The Cubs drew 250,893 in 2019 – an average of 13,939 fans – once again serving as the league’s most popular team and clear meal ticket.

The Tempe Diablos, also a longstanding civic group, performs similar duties at Tempe Diablo Stadium during Los Angeles Angels home games. 

The heads of the organizations said the shorter season will impact contributions to local charities.

Robbins said the Charros, which provided 47 grants last year, will have to cut back on its donations after the Giants completed only 10 of 16 games in 2020.

“We’ll definitely be giving out less money,” Robbins said. “I don’t know if that’s going to be a reduction by number of entities we give to or dollars.”

But Robbins said the Charros will still be able to draw from some reserves to help out charities in need through The Charro Foundation, their nonprofit arm.
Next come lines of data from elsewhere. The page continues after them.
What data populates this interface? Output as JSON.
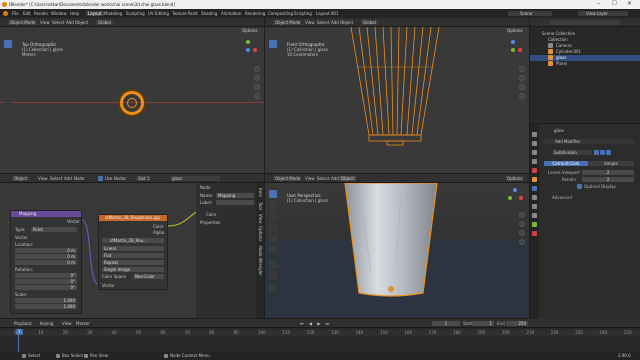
{
  "window": {
    "title": "[Blender* [C:\\Users\\stkar\\Documents\\blender work\\chai scene\\3d chai glass.blend]"
  },
  "menu": [
    "File",
    "Edit",
    "Render",
    "Window",
    "Help"
  ],
  "workspace_tabs": [
    "Layout",
    "Modeling",
    "Sculpting",
    "UV Editing",
    "Texture Paint",
    "Shading",
    "Animation",
    "Rendering",
    "Compositing",
    "Scripting",
    "Layout.001"
  ],
  "top_right": {
    "scene": "Scene",
    "view_layer": "View Layer"
  },
  "vp_header": {
    "mode": "Object Mode",
    "view": "View",
    "select": "Select",
    "add": "Add",
    "object": "Object",
    "orient": "Global",
    "options": "Options"
  },
  "vp1": {
    "name": "Top Orthographic",
    "coll": "(1) Collection | glass",
    "unit": "Meters"
  },
  "vp2": {
    "name": "Front Orthographic",
    "coll": "(1) Collection | glass",
    "unit": "10 Centimeters"
  },
  "vp3": {
    "name": "User Perspective",
    "coll": "(1) Collection | glass"
  },
  "outliner": {
    "title": "Scene Collection",
    "items": [
      "Collection",
      "Camera",
      "Cylinder.001",
      "glass",
      "Plane"
    ]
  },
  "props": {
    "object": "glass",
    "add_modifier": "Add Modifier",
    "modifier": "Subdivision",
    "catmull": "Catmull-Clark",
    "simple": "Simple",
    "levels_viewport_label": "Levels Viewport",
    "levels_viewport": "2",
    "render_label": "Render",
    "render": "2",
    "optimal": "Optimal Display",
    "advanced": "Advanced"
  },
  "node_editor": {
    "header": [
      "Object",
      "View",
      "Select",
      "Add",
      "Node"
    ],
    "use_nodes": "Use Nodes",
    "slot": "Slot 1",
    "material": "glass",
    "mapping": {
      "title": "Mapping",
      "vector_out": "Vector",
      "type_label": "Type:",
      "type": "Point",
      "vector_in": "Vector",
      "location": "Location:",
      "loc": [
        "0 m",
        "0 m",
        "0 m"
      ],
      "rotation": "Rotation:",
      "rot": [
        "0°",
        "0°",
        "0°"
      ],
      "scale": "Scale:",
      "scl": [
        "1.000",
        "1.000",
        "1.000"
      ]
    },
    "image": {
      "title": "stMartin_28_Roughness.jpg",
      "color": "Color",
      "alpha": "Alpha",
      "file": "stMartin_28_Rou...",
      "linear": "Linear",
      "flat": "Flat",
      "repeat": "Repeat",
      "single": "Single Image",
      "color_space": "Color Space",
      "color_space_val": "Non-Color",
      "vector": "Vector"
    }
  },
  "n_panel": {
    "section": "Node",
    "name_label": "Name:",
    "name": "Mapping",
    "label_label": "Label:",
    "color": "Color",
    "properties": "Properties"
  },
  "side_tabs": [
    "Item",
    "Tool",
    "View",
    "Options",
    "Node Wrangler"
  ],
  "timeline": {
    "items": [
      "Playback",
      "Keying",
      "View",
      "Marker"
    ],
    "frame": "1",
    "start_label": "Start",
    "start": "1",
    "end_label": "End",
    "end": "250",
    "ticks": [
      "0",
      "10",
      "20",
      "30",
      "40",
      "50",
      "60",
      "70",
      "80",
      "90",
      "100",
      "110",
      "120",
      "130",
      "140",
      "150",
      "160",
      "170",
      "180",
      "190",
      "200",
      "210",
      "220",
      "230",
      "240",
      "250"
    ]
  },
  "status": {
    "select": "Select",
    "box": "Box Select",
    "pan": "Pan View",
    "context": "Node Context Menu",
    "version": "2.90.0"
  }
}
“We have our Charro Foundation that we’ve putting money in like sort of a rainy day fund…and this is definitely a rainy day,” Robbins said. “So we want to make sure that people can still count on us, and that’s why we’re here.”

According to its tax forms, The Charro Foundation had total assets of nearly $4.7 million as of June 2018. 

The HoHoKams contributed $501,000 to charities after the 2019 season. 

Diablos President Bill Ottinger said his group landed in a similar position. The Diablos also lost one of their additional fundraisers, the annual Ignite the Night spring party scheduled for April 25 at Rawhide.

 “I know it will have a significant impact, a deep impact,’’ Ottinger said about the league’s cancellation. “Baseball is a big driver for Tempe Diablos Charities.’’

Bridget Binsbacher, executive director of the Cactus League and Peoria’s vice mayor, said Baughman and Ottinger’s disappointment is shared throughout the league.

“Our attendance to date was right on track with 2019, but when it happened, that’s when our season peaks with spring break,’’ she said.

The league was hoping for a late season rally like last year, when the weather warmed up.

“Obviously, there is going to be an impact,’’ Binsbacher said. “The top priority for us is the safety of the public.

A study based on the 2018 season estimated the league’s overall economic impact at more than $644 million, with the average out-of-town fan spending $405 per day. The league recorded slightly lower attendance last season when it drew more than 1.7 million fans, but the per game average was slightly higher.

“How disappointing for the players, the fans and everyone who came for this,’’ Binsbacher said. “Some probably followed through with their trips and experienced Arizona.’’

A less discussed portion of that study estimated charitable contributions by non-profit civic organizations such as the HoHoKams, the Tempe Diablos and the Scottsdale Charros at $2.6 million per year.

If anything, that seems a bit low, with the Diablos estimating they raise about $1 million a year and tax forms showing the Charros bring in a similar amount. 

Beyond the effect on charitable giving, the impact of the Cactus League cancellation on the City of Scottsdale is difficult to overstate.

Scottsdale brought in $21,773,055 in sales tax revenue in March 2019, the largest single-month total that year. The city also brought in $4,014,668 in bed tax revenue in that month, which is $1.5 million more than any other month in that fiscal year.

It is too early to tell exactly what impact the current downturn will have on city revenues, but Scottsdale has already seen its tourism industry – which accounts for about one-third of its economy – stagnate and the associated cancellation of events like Spring Training, which was scheduled to run through the end of March.

Experience Scottsdale, the city’s tourism arm, reported that the occupancy rate at area hotels had slumped to 10.5 percent on March 21, down 89 percent from last year.